When I found out that somebody had leaked out a fully-playable version of the cancelled Warcraft Adventures: Lord of the Clans, the feeling was, to quote Danny Zuko, electrifying!

This is the game that laid down the origin story of Thrall, my favourite Warcraft character. This is the story that I’m adapting into a children’s book for my son (who is named after Thrall). I’ve been wanting to play this game since forever, so I quickly rushed to download the game.

But then the doubts kicked in.

Even as I browsed to the download link, I couldn’t help but wonder if this was something I should be doing.
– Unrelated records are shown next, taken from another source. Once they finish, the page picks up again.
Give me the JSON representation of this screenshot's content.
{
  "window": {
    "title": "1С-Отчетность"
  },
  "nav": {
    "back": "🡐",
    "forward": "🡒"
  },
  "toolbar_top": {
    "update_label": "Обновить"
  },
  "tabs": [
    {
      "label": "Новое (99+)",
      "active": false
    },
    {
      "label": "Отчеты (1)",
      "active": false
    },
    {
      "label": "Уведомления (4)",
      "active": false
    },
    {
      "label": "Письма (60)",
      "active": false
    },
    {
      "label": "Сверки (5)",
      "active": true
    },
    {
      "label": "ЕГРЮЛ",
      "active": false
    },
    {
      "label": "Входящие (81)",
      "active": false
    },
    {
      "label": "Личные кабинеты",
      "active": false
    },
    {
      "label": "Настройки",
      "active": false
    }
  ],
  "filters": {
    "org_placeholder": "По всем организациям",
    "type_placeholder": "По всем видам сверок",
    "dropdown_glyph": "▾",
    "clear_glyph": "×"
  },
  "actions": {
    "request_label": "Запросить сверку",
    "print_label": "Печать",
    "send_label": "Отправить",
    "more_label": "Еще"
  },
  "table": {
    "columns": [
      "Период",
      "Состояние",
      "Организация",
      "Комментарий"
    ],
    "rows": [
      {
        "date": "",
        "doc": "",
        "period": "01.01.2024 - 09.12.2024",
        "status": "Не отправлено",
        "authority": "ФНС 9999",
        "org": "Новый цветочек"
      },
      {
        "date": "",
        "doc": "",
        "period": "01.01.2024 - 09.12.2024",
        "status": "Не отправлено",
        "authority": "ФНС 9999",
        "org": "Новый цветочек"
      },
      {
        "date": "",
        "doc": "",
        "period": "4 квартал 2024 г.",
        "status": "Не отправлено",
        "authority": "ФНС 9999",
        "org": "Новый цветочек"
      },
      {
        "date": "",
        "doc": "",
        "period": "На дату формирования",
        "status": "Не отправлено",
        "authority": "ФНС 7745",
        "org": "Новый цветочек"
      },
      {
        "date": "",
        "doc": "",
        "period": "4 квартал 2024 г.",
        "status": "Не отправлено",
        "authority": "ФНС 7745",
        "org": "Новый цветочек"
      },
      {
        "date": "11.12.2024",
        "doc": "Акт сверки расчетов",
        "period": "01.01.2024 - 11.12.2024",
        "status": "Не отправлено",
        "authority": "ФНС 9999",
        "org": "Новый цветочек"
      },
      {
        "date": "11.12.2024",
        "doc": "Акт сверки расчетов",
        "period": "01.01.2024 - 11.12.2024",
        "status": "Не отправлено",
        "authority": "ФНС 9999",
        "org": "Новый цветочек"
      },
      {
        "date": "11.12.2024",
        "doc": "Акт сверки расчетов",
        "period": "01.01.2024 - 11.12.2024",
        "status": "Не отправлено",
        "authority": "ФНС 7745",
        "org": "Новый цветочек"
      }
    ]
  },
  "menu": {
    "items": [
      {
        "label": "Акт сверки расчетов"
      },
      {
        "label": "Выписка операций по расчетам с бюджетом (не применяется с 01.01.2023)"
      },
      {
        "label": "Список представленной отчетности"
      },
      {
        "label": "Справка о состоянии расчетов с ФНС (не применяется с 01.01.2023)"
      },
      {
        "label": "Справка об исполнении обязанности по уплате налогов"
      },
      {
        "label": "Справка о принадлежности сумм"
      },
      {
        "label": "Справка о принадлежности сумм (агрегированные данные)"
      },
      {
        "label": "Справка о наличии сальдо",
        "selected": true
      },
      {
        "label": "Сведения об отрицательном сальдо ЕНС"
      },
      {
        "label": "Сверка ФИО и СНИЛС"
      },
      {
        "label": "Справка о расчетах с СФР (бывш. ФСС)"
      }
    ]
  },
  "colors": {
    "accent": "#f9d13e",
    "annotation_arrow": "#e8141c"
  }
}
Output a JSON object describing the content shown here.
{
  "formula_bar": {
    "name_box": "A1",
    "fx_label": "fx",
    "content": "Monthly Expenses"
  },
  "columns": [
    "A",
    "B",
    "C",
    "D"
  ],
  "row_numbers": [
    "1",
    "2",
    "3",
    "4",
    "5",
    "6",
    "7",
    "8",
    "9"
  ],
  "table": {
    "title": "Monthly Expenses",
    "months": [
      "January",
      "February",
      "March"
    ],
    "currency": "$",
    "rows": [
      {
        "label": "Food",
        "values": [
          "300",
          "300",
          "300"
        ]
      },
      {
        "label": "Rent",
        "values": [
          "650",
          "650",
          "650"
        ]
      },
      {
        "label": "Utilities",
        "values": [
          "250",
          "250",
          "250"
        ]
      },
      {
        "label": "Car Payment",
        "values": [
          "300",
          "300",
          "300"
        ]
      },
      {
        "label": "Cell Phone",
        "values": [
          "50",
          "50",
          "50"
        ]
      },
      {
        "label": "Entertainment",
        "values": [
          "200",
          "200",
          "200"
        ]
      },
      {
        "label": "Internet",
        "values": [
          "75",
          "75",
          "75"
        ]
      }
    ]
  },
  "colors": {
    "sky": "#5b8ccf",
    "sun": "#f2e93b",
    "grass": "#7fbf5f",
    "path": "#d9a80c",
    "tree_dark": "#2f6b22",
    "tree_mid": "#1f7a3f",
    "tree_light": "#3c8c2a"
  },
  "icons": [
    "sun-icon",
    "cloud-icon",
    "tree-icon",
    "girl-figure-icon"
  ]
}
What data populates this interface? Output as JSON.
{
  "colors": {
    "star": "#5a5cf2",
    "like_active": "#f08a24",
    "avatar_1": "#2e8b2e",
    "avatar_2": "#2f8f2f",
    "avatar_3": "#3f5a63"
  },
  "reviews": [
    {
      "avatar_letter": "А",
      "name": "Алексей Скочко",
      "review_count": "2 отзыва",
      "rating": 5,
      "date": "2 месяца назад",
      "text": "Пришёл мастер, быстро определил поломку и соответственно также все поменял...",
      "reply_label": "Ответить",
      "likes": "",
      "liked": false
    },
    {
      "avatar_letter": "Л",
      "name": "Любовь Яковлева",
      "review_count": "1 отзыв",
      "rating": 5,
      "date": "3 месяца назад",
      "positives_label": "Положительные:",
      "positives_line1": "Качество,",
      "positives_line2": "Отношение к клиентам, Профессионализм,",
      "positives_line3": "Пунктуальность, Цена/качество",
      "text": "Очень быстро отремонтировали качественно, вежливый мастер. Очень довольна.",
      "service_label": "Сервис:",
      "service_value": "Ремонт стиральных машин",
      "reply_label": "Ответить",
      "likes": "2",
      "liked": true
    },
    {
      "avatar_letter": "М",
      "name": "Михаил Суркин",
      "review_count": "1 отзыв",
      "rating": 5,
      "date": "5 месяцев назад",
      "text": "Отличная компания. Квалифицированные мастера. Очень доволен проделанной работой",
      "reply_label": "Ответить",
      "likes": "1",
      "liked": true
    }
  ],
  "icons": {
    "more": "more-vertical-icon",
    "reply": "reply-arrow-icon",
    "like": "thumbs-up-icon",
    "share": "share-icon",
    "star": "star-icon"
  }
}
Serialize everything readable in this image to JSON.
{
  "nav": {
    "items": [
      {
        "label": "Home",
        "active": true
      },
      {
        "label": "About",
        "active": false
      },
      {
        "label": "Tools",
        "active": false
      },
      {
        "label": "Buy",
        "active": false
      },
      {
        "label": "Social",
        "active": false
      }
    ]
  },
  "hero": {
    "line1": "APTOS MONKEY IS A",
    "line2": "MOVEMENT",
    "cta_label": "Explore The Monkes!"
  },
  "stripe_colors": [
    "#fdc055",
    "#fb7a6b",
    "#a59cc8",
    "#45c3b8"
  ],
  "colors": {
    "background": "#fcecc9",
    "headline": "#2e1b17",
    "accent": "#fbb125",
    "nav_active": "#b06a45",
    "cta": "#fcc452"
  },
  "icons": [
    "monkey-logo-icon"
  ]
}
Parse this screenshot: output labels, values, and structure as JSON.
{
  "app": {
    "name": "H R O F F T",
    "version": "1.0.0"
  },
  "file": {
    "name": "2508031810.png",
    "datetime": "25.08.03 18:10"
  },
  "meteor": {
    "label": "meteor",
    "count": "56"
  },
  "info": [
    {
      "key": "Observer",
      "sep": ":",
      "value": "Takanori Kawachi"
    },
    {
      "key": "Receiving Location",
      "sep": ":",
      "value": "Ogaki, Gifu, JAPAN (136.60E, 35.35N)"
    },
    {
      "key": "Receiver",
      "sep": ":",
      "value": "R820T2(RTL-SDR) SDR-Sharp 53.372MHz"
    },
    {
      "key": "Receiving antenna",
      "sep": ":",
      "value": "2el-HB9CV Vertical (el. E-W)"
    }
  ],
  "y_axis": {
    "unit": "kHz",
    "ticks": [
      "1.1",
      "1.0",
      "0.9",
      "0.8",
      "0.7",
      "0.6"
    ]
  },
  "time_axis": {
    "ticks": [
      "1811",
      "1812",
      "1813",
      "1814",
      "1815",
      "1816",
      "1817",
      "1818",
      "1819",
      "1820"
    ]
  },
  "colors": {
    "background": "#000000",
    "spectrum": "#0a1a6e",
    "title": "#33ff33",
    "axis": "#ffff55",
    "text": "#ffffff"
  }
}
I’ve played every Blizzard game since Warcraft: Humans and Orcs, and I’ve been playing legit copies of the games since I got a job (which is Warcraft 3 and beyond). If I play this game, it would be the first time since Diablo 1 that I’d be bootlegging a Blizzard game.

wa01

You can try to rationalize it all you want, but playing this game will still be an act of piracy because you’re stealing.

Yes, it was cancelled and would not likely see the light of day. Yes, the game was just locked away and forgotten by Blizzard.

But put it this way: if you had sex with Tiger Woods’ wife, you’d be cheating. Even if he didn’t notice because he was too busy with 120 other women, you’d still be cheating. If a tree fell in the woods and nobody was around to hear it, you’re still shoplifting the pooty.

That said, Tiger Woods’ wife (well, ex-wife now) is incredibly hot and I love Thrall’s origin story and really want to experience it (the bits in World of Warcraft’s Caverns of Time aren’t quite enough). But at the same time, I want to do right by my favorite game developer and respect their decision to bury this game.

Thus, I’m honestly quite undecided about whether I should play it.

What do you guys think? Play, or take the moral and boring high road? Drop a comment below and share your thoughts!


Drop a Facebook comment below!

READ ALSO:  PlayStation 4 Gran Turismo Sport Special Edition hitting Singapore in October
Drew

Drew

Drew used to be a professional videogame reviewer, then he took an adulthood arrow to the knee. Now he is a content strategist, helping brands tell their stories without resorting to overused videogame memes.